**PROBLEM TO SOLVE:** Nothing but the lines from the one containing "Parse this screenshot: output" through the end of the data below may appear in the response, each one exact.

(Component data from apps and pages)
====
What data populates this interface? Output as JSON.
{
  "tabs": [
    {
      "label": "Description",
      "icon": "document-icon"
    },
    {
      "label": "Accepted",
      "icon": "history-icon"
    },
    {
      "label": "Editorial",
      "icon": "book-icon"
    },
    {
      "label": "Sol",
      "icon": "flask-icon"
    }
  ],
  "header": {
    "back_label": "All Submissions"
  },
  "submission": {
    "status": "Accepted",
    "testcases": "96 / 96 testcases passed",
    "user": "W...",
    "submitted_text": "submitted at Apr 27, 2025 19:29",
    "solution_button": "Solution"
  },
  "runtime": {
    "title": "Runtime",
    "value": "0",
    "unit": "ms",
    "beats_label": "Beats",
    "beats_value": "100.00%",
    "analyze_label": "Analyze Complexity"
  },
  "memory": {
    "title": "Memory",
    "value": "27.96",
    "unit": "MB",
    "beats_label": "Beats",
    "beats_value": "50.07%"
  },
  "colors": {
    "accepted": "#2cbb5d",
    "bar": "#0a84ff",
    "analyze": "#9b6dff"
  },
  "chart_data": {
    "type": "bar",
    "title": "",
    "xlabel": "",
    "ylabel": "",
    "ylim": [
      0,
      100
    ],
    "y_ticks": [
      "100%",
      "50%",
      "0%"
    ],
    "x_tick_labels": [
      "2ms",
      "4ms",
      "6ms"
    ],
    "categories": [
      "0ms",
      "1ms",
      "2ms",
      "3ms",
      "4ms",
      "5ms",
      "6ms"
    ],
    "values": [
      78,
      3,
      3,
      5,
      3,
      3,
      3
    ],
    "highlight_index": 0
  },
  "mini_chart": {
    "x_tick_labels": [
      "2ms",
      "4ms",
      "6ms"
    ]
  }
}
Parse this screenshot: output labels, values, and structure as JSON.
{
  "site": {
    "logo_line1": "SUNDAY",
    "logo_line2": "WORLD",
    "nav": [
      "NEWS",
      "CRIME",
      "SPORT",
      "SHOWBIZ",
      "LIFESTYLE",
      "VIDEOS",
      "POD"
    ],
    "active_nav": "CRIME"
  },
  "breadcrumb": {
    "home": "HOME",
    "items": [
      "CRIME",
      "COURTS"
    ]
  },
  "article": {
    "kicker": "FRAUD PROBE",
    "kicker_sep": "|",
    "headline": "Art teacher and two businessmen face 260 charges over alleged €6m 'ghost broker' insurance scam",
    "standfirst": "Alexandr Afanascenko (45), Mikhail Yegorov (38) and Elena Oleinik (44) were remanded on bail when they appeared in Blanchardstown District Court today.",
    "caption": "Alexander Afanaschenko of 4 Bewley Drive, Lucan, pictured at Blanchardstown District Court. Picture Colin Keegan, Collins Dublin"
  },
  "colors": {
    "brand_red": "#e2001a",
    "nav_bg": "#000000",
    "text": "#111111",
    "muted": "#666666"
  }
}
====
**ANSWER BELOW:**
Parse this screenshot: output labels, values, and structure as JSON.
{
  "site": {
    "logo_line1": "SUNDAY",
    "logo_line2": "WORLD",
    "nav": [
      "NEWS",
      "CRIME",
      "SPORT",
      "SHOWBIZ",
      "LIFESTYLE",
      "VIDEOS",
      "POD"
    ],
    "active_nav": "CRIME"
  },
  "breadcrumb": {
    "home": "HOME",
    "items": [
      "CRIME",
      "COURTS"
    ]
  },
  "article": {
    "kicker": "FRAUD PROBE",
    "kicker_sep": "|",
    "headline": "Art teacher and two businessmen face 260 charges over alleged €6m 'ghost broker' insurance scam",
    "standfirst": "Alexandr Afanascenko (45), Mikhail Yegorov (38) and Elena Oleinik (44) were remanded on bail when they appeared in Blanchardstown District Court today.",
    "caption": "Alexander Afanaschenko of 4 Bewley Drive, Lucan, pictured at Blanchardstown District Court. Picture Colin Keegan, Collins Dublin"
  },
  "colors": {
    "brand_red": "#e2001a",
    "nav_bg": "#000000",
    "text": "#111111",
    "muted": "#666666"
  }
}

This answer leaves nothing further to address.